Added Jeremy Galbraith, CEO of Burson-Marsteller Europe, Middle East and Africa, and global chief strategy officer: “This study illustrates that governments are becoming savvier and more professional in the use of social media. An encouraging finding from this study is that, for governments, it seems that quality trumps quantity in terms of what they post.
“It is also very refreshing to see that successful politicians on Facebook behave just like any other Facebook user, sharing pictures of their home life, holidays and their children,” Galbraith said in a statement.
Most engaged leader
The study said Modi had the most interactive fans, with more than 200 million interactions on his Facebook “community” in 2015 (the total number of post likes, comments and shares), more than five times as many as Obama’s. However, the White House’s posts, while attracting far fewer likes than Modi, were nevertheless shared more frequently.
Argentina’s new President, Mauricio Macri, was the most engaged world leader and had become the undisputed “Facebook president.” with a double-digit engagement rate relative to the number of page likes of almost 12 percent, the study said.
The Facebook page of the President of the Dominican Republic, meanwhile, was the most prolific, with an average of more than 27 posts per day in 2015.
Almost as prolific were those of the governments of Botswana and the Philippines, each with an average of more than 20 posts per day. By contrast, the official page of the President of the United States only published intermittently, but gathered more than 77,000 interactions per post.

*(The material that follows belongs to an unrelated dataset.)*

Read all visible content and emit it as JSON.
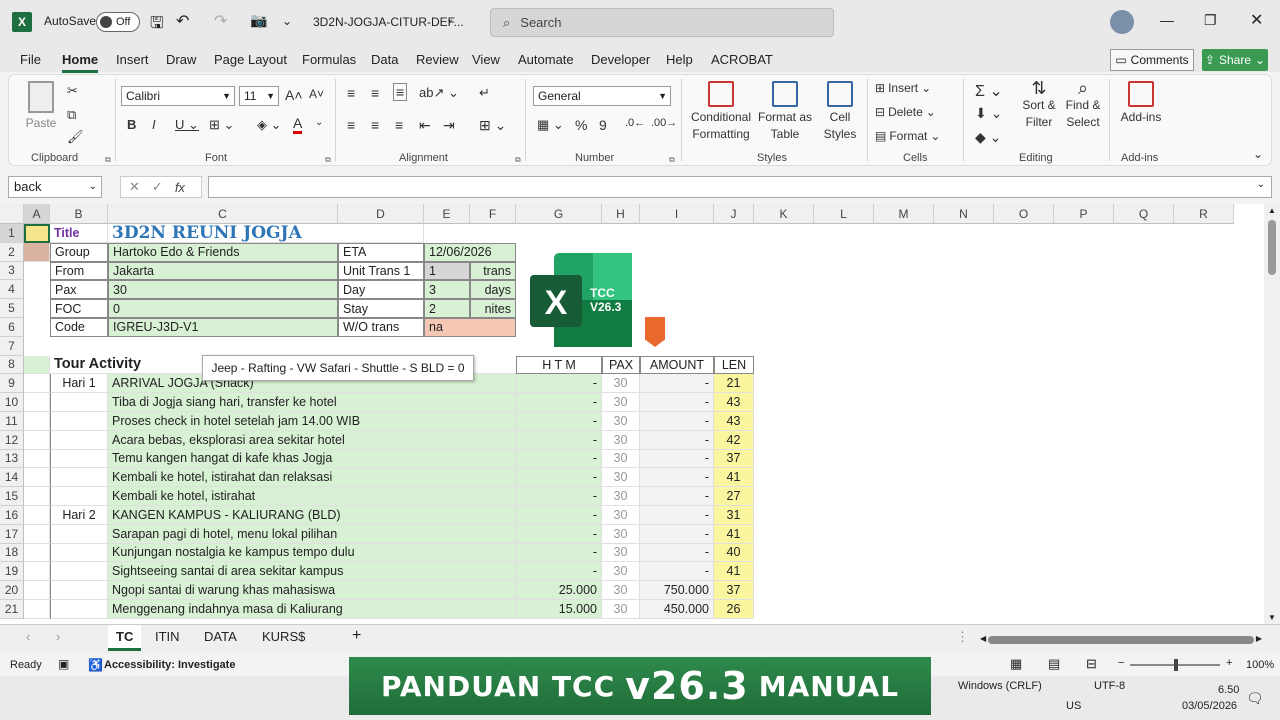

At the other end were the governments of 24 countries that had yet to establish their presence on Facebook, including China, where the social network is banned, and Switzerland, where the former president briefly set up a personal page in 2013 before deactivating it four months later.